# The 10% solution to lab profitability.

The 10% solution to lab profitability

Translating the lab's financial intricacies into a series of simple equations gives managers a blueprint for achieving a healthy bottom line.

Not long ago, a complicated and important computer in our laboratory mysteriously stopped working. The technologists and biomedical engineers strived valiantly to pinpoint the problem, but failed. Testing had to be suspended while the staff called in an expert. In due course he arrived, tinkered with the machine, and tapped here and there with a hammer. In a few minutes the computer started up again.

When a bill for \$1,000 arrived, I was aghast. I called the expert, reminded him that all he had done was tap here and there with a hammer for a few minutes, and asked him to itemize the bill. He resubmitted the same invoice with the following notation:

Tapping with hammer ...... \$ 1.00

Knowing where to tap ...... 999.00

That's the point of this article: learning where to tap for information on how to manage a laboratory profitably. I call this Managing by Standards, or the 10 Per Cent Solution.

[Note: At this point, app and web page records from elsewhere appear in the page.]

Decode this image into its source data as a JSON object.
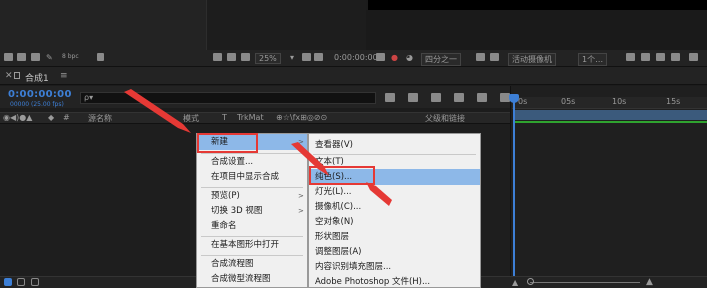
{
  "toolbar": {
    "bpc": "8 bpc",
    "zoom": "25%",
    "timecode": "0:00:00:00",
    "resolution": "四分之一",
    "camera": "活动摄像机",
    "views": "1个…"
  },
  "comp": {
    "tab_title": "合成1",
    "timecode": "0:00:00:00",
    "fps": "00000 (25.00 fps)",
    "search_placeholder": "ρ▾"
  },
  "columns": {
    "source_name": "源名称",
    "mode": "模式",
    "t": "T",
    "trkmat": "TrkMat",
    "parent": "父级和链接"
  },
  "ruler": {
    "ticks": [
      "0s",
      "05s",
      "10s",
      "15s"
    ]
  },
  "context_menu": {
    "items": [
      {
        "label": "新建",
        "submenu": true
      },
      {
        "label": "合成设置..."
      },
      {
        "label": "在项目中显示合成"
      },
      {
        "label": "预览(P)",
        "submenu": true
      },
      {
        "label": "切换 3D 视图",
        "submenu": true
      },
      {
        "label": "重命名"
      },
      {
        "label": "在基本图形中打开"
      },
      {
        "label": "合成流程图"
      },
      {
        "label": "合成微型流程图"
      }
    ]
  },
  "submenu": {
    "items": [
      {
        "label": "查看器(V)"
      },
      {
        "label": "文本(T)"
      },
      {
        "label": "纯色(S)..."
      },
      {
        "label": "灯光(L)..."
      },
      {
        "label": "摄像机(C)..."
      },
      {
        "label": "空对象(N)"
      },
      {
        "label": "形状图层"
      },
      {
        "label": "调整图层(A)"
      },
      {
        "label": "内容识别填充图层..."
      },
      {
        "label": "Adobe Photoshop 文件(H)..."
      }
    ]
  },
  "colors": {
    "accent_blue": "#3d7fd6",
    "highlight_red": "#e53935",
    "menu_bg": "#f0f0f0",
    "menu_highlight": "#8db8e8",
    "timeline_green": "#2fa32f"
  }
}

Although I developed the model for an independent laboratory, it can easily be adapted to the needs of hospital labs, as I will discuss shortly. First I'll explain how the system works. * Pruning to the core. Virtually every organization produces a flow of reports, analyses, and financial statements that never seems to end. The overwhelming amount of information generated makes it difficult to draw any conclusions about a laboratory's financial position and operational condition.

The 10 per cent solution alleviates this problem by relying on 10 indicators and standards that speak volumes about an organization's productivity and what must be done to increase profits and efficiency. The strategy is simple: If you meet the standards of the 10 indicators, you can expect a 10 per cent profit. (Note: The system is not a budget for controlling expenses.) A couple of years ago, the 10 per cent system enabled me to convert the color of the ledger ink from a disturbing deep red to a nice, healthy black.

In this system, a standard is a benchmark of desired performance. If the goal for the profit margin is 10 per cent, for example, then 10 per cent becomes the standard for profitability. If the desired CAP workload recording unit (WLU) efficiency for paid hours is 80 per cent, the standard for CAP WLU efficiency becomes 80 per cent.

The relationship of the standards used within an institution is what makes them work. Many labs, for example, use CAP WLU as the performance standard for productivity. They measure how efficiently the lab produces all tests, including unbilled ones. The key to increasing profitability is to enhance the efficiency of processing billable tests, since only these produce revenue. * How it began. My first assignment as the new CEO of a clinical laboratory several years ago was to increase the margin of profitability. With no prior experience in this area, I made a few phone calls to colleagues at labs I considered successful. As each contact gave me valuable pointers, I began to wonder what I might learn if I surveyed other labs and profiled all the data. To find out, I performed a survey of laboratories that were similar to my own.

I mailed questionnaires to approximately 100 laboratories that I felt mirrored my lab in size and operation. About 30 colleagues responded. Twenty of the labs fit the criteria I needed for comparison with my own lab: First, they were profitable; second, they were either independent or located in hospitals that had extensive outreach activities.

When I had completed my study, I derived a 10 per cent profit model from the results. Once my lab actually met the standards of this model--this took almost a year--it, too, netted 10 per cent. Simple! * What the standards reveal. Individually, the standards provide target goals. When used together, the standards help the laboratory manager determine whether to raise prices, adjust staffing, cut down on production, or negotiate toward paying less for supplies.

Using this system to analyze laboratory operations is far easier than poring over financial statements and budgets. In fact, if the lab expands beyond your expectations, it can easily outgrow a budget based on fixed costs. A standards management system, on the other hand, introduces the necessary flexibility. Although the ratios (or percentages) don't change, the bottom-line amounts grow (or shrink) along with the laboratory. * How to adapt. As you examine the 10 standards for measuring performance presented here, you may think of others that are more appropriate to your operations. A look in any advanced accounting textbook will provide additional ratios for you to consider using. Whichever standards you choose to focus on, compare actual and ideal figures for each standard or ratio. Then take the necessary steps to improve any ratios that fall below standard. A more perfect bottom line should inevitably fall into place.

If your laboratory is hospital based, you can use these standards even though they were assimilated from data obtained mostly from independent labs. Simply gather the appropriate financial and operational data from laboratories comparable to your own. Be sure to pick those that are both solvent and efficient. Then construct your own ratios and standards. With some fine-tuning, you'll have a valuable management aid.

Figure I displays and explains the 10 benchmark standards I use. Specific examples follow in the form of several case studies (Figure II), starting with the situation I first plugged into the system.

All is laid out in these 10 equations. Take a look and see whether the system might be useful in your lab, too. [Figure 1 and 2 Omitted]